The Greek Quarter of Bozcaada Town was once home to a thriving Greek population that fled from discrimination by the Turkish government in the 1960s. Once numbering almost 2,000, there are only about 20 Greeks that still call Tenedos “home”.
In the Greek Quarter, you’ll find several homes and streets covered in grapevines. It’s quite atmospheric walking through the streets lined with tables. The majority of the restaurants and restored guesthouses are located there.
Wander through the streets and climb up to the back of the neighborhood and you’ll see all kinds of interesting restored homes along the way. Many of them differ architecturally from the homes found in the Turkish Quarter.
The church, Kimisis Theotokou, was built in 1869. It’s the only church in service to the remaining Greeks who still live on the island. The Turkish government funded the restoration of the crumbling bell tower in 2006. The church is only open on Sunday mornings for worship at 8am.
There’s a private museum in a small stone building run by a Turkish resident of Bozcaada, Hakan Gürüney. The Bozcaada Müzesi, which opened in 2005, tells the history of the island from the perspectives of the locals. There are several artifacts and photos from both the Turkish and Greek residents, but most of the stories told are about the prominent Greek citizens who once lived on the island. It’s a very moving exhibit and I felt it was a fitting tribute to the Greek population.

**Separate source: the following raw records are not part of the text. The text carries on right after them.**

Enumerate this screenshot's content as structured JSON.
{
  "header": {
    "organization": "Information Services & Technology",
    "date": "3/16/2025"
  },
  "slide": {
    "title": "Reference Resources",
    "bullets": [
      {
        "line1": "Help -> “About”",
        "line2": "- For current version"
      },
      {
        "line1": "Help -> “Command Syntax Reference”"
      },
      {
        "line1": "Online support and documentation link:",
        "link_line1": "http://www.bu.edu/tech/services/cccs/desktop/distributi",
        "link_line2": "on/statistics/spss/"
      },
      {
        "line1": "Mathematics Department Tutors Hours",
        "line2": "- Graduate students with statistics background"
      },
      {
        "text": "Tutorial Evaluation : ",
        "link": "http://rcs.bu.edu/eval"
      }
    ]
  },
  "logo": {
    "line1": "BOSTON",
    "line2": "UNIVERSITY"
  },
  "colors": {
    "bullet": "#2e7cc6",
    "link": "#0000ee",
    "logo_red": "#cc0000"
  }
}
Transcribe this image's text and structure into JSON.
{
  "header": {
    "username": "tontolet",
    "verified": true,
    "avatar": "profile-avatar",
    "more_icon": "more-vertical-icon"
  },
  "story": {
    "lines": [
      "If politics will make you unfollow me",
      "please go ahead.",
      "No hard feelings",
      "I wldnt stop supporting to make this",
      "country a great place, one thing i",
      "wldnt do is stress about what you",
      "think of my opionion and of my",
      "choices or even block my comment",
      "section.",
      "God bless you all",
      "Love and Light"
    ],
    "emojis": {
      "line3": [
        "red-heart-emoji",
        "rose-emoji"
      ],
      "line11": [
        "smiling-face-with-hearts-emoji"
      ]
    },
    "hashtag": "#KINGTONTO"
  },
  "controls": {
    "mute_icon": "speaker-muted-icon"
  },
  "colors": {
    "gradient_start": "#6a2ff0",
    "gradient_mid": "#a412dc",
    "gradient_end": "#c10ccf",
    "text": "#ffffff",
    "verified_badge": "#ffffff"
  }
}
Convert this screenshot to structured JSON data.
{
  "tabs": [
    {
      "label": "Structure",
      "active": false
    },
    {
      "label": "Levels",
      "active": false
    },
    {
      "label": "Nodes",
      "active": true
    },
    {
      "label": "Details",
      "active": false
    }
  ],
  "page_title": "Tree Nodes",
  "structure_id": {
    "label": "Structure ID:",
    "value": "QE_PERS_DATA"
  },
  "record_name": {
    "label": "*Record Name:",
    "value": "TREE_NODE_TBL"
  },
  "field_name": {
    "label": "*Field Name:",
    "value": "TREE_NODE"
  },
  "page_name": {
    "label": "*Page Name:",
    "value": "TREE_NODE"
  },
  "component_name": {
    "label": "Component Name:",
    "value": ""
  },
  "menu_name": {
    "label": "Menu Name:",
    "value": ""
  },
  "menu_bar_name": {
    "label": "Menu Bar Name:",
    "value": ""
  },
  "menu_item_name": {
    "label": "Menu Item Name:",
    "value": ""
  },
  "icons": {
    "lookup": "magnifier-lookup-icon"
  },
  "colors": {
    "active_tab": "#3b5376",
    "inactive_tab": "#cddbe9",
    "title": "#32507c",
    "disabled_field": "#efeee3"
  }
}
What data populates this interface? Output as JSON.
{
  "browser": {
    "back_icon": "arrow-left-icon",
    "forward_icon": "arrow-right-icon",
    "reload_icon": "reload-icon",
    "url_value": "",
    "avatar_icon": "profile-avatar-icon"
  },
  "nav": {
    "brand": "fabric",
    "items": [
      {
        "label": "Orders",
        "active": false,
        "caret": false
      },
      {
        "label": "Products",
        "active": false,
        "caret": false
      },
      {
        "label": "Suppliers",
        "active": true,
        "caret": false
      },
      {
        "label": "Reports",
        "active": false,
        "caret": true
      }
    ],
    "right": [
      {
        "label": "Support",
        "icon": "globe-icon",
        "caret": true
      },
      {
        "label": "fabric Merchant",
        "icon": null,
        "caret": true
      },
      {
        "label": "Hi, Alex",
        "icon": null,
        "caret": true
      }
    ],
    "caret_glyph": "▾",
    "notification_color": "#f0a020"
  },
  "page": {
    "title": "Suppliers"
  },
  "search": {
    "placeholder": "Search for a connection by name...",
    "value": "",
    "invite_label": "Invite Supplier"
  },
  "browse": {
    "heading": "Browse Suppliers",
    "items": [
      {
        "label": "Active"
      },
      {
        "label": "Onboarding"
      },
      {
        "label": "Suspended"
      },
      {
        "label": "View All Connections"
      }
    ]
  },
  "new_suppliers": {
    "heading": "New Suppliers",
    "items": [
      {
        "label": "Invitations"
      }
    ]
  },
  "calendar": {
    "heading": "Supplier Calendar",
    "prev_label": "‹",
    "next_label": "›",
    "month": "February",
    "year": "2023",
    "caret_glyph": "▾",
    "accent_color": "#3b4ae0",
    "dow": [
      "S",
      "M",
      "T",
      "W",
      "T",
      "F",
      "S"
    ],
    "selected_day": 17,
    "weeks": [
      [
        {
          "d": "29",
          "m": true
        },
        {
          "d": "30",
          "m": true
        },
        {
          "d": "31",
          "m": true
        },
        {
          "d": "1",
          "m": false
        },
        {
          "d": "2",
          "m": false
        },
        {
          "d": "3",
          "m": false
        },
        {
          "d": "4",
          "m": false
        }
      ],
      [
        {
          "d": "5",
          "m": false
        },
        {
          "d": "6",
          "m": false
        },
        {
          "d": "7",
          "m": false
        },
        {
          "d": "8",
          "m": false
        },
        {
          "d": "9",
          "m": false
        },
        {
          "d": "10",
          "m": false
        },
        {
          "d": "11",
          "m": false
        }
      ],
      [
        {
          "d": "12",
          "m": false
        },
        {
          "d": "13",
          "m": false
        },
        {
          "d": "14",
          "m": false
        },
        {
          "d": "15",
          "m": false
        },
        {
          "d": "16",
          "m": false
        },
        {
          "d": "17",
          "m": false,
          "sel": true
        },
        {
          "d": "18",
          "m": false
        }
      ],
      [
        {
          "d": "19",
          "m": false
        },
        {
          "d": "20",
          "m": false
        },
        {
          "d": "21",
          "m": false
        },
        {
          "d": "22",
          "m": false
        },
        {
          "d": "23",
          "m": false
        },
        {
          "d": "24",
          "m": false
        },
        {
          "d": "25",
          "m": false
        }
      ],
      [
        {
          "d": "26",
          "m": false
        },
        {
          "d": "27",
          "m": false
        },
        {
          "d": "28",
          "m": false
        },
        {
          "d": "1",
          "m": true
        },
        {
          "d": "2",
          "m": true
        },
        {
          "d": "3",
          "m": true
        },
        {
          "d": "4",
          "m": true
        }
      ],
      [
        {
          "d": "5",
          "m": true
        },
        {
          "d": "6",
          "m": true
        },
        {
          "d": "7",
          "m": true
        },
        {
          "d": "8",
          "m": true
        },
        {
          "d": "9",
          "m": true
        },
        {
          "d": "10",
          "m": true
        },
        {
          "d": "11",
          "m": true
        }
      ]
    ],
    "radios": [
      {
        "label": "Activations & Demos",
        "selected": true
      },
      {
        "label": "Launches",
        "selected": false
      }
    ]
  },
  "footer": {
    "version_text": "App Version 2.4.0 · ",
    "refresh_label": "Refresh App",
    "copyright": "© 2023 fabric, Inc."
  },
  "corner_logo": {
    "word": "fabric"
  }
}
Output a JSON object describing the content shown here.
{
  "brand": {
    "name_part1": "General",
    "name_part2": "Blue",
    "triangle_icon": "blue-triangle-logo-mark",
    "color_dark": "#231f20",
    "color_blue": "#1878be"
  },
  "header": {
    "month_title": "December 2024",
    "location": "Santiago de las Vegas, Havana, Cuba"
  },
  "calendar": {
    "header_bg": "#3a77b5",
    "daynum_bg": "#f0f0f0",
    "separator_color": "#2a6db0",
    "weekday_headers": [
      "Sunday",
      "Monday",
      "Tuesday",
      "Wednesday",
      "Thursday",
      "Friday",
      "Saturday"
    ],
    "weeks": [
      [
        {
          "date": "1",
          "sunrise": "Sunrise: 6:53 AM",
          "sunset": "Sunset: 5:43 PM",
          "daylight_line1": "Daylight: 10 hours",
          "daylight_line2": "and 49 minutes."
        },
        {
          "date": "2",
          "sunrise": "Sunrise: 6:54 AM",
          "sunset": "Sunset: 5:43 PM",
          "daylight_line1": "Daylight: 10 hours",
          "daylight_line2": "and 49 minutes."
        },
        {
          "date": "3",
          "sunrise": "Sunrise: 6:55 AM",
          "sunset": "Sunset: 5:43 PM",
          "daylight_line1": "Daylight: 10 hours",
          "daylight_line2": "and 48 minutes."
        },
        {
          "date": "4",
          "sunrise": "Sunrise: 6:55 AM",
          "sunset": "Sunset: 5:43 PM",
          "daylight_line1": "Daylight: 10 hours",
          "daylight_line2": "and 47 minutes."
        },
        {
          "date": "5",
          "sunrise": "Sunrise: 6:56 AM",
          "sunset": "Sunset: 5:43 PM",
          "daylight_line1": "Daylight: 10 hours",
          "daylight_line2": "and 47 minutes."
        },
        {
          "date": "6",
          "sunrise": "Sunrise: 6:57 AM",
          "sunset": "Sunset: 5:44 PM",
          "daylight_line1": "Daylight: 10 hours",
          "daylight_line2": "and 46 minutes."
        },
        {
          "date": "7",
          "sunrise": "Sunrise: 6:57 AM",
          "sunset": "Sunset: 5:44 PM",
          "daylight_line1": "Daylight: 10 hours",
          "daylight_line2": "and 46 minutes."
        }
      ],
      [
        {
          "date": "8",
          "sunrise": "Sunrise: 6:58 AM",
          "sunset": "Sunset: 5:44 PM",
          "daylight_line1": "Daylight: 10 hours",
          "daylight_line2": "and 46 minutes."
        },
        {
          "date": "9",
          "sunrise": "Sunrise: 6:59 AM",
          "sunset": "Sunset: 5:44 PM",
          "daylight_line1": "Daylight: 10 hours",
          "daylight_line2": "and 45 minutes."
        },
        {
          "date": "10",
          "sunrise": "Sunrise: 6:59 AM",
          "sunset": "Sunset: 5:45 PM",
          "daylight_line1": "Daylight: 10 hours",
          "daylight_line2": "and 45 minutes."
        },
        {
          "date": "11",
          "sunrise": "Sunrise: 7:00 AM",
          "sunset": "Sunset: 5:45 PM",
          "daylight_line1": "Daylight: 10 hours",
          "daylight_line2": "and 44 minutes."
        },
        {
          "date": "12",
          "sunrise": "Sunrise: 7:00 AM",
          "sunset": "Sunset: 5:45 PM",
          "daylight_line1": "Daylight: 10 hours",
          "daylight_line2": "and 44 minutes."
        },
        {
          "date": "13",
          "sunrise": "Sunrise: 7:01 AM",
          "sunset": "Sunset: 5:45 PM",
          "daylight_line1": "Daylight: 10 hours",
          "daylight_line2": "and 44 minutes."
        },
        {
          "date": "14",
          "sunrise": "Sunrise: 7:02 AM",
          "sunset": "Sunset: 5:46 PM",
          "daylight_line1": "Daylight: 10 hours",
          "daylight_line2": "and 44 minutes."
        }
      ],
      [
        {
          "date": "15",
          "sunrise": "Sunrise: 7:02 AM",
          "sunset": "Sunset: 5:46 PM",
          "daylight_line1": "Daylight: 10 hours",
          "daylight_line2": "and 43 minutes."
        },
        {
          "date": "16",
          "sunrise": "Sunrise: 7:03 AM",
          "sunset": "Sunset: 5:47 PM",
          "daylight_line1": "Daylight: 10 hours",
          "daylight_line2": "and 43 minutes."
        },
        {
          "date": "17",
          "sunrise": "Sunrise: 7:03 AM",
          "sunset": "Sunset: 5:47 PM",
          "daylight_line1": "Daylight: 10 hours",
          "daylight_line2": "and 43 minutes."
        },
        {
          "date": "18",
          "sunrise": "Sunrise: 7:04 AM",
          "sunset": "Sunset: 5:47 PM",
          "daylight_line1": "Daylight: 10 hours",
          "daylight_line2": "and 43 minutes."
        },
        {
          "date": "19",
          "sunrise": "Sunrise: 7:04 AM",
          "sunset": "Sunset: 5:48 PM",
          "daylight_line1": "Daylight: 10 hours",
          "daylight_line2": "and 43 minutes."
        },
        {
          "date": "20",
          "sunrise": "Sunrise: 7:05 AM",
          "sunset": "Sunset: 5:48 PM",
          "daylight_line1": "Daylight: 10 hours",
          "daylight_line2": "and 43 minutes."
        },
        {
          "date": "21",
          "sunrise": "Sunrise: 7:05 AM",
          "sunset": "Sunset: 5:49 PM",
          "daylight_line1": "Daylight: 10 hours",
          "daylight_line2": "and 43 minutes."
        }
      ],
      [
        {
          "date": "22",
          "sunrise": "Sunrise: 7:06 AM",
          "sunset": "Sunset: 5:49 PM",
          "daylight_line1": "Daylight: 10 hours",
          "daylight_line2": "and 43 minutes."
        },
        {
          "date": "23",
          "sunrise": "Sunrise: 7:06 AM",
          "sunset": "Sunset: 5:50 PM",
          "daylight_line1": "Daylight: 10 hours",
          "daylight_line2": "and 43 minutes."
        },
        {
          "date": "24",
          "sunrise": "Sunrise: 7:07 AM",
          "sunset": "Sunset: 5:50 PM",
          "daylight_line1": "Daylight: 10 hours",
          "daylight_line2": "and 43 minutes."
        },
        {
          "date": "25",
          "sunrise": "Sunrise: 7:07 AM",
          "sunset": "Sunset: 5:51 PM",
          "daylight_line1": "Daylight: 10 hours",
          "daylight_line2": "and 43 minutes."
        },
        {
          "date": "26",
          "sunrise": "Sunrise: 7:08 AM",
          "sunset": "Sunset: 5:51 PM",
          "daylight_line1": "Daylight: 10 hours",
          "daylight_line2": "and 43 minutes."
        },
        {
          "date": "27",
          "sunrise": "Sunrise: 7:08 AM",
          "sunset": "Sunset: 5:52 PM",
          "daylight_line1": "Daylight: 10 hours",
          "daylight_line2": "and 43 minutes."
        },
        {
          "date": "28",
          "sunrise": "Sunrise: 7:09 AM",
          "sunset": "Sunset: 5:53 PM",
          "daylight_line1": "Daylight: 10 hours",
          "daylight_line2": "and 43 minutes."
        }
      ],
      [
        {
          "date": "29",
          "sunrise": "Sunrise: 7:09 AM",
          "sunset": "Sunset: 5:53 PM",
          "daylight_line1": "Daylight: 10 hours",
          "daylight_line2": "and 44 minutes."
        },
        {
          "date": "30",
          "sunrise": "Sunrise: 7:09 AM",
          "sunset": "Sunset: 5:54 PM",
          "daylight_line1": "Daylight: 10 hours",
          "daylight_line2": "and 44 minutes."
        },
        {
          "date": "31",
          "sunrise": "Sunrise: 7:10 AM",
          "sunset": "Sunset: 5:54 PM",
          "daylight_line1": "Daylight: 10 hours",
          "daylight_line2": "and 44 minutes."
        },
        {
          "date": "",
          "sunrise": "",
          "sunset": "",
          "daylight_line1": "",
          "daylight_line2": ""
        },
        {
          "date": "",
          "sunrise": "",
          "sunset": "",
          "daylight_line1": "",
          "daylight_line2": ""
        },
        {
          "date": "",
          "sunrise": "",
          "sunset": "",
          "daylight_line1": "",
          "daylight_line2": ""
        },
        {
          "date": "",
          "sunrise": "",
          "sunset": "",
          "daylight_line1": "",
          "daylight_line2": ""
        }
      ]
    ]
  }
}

In fact, the museum was recognized by UNESCO in 2013 for “introducing the Greek culture in the best way possible outside of Greece and helping to spread the culture of peace among Turks and Greeks”. The museum is open from 10am to 8pm between May 1 and October 31 and charges an admission of a few liras.